For the Collaborative Lifecycle Management (CLM) team, we have chosen to focus on five areas: automated test coverage, deployment pipeline, build time, development process, and culture. We are still very much in the middle of our journey to Continuous Delivery. We face significant challenges each day. Our builds still take too long. We need more automated tests, and we need to define the right set of tests that need to run to prove a build’s quality. We have a deployment pipeline that is used for test, but we need to expand beyond that. Being IBM, we have a lot of good processes, but some of them need to be optimized in order for us to deliver CLM more frequently. Then there’s culture. Not only do we need to help ensure developers are bought in with our plans, we need to ensure our executives, our support team, marketing, sales, etc. are also all bought in.

So what have we done so far? We have delivered a full CLM mod-release every quarter starting with the 4th quarter 2012, which is what we committed to ourselves to do. This represents a tremendous effort from our entire team. We have also made progress in each of the five areas we have focused on.

We have identified separate function and system level testing teams. These teams have focused on creating automation frameworks and automating as many different tests as we can, including system, function, upgrade, build verification, and more. We still more manual testing than we would like, but we continue to work on improving our automated coverage. We have also established a dedicated performance team to ensure the right level of focus on performance aspects of our offerings.

We have created a team that is focused on automating deployment of our offerings. Right now we are only automating into test systems, but in conjunction with the increased automated tests, this has helped increase the speed and reliability getting from build to test.

We have invested a lot of effort to improve our overall build time. Through a focused effort to better orchestrate how we build all of the parts of CLM. We are also starting to explore different build technology and other ideas to help improve our build time.

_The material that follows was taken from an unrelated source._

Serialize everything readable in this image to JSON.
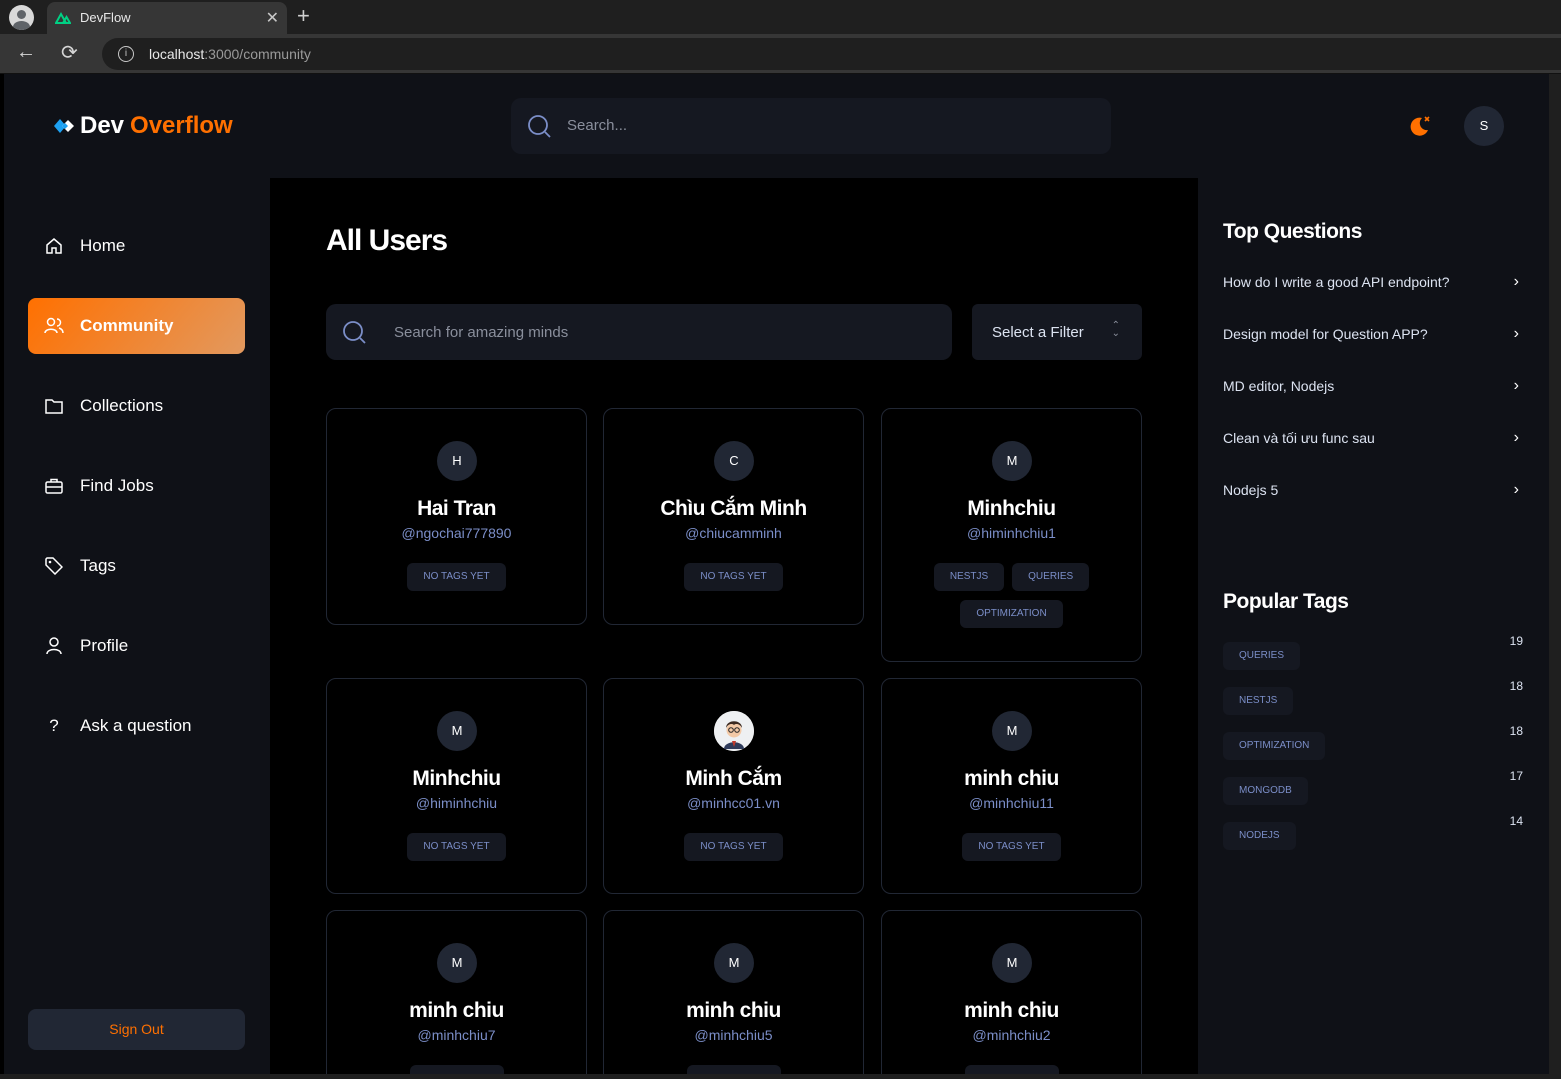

We have made several changes to our development process, ranging from how we structure our teams to how we ensure getting our features “done”. We have created teams with dedicated focus on responding to customer issues, working on improving the overall quality of our releases, and new features. This will give people the chance to focus. We have also created a checklist of items required to complete a plan item. You can see this in any of the plan items in the release plans across the CLM teams. This has really helped the developers stay focused, and get some of the ancillary items, like New and Noteworthy, done while the feature work is still fresh in their mind.

Culture is one of the more difficult areas to measure. All of the changes I’ve mentioned above are designed to make the day in the life of our team better. As we continue to improve each of these areas it will have a positive impact on everyone’s impression of the benefits Continuous Delivery can bring to our team.

Across all five of these areas, we have made significant improvements over the last several months. However, we still have a long way to go.

I encourage you to read our posts on the Jazz team blog to follow our progress. As a team we will be blogging about these five different areas as we continue to learn and make progress. I also encourage you to share your thoughts and experiences with us. We want to hear about and learn from your successes. We want to collaborate on the challenges we all face.

Jeanette Deupree
Program Director, Continuous Delivery Transformation
IBM Rational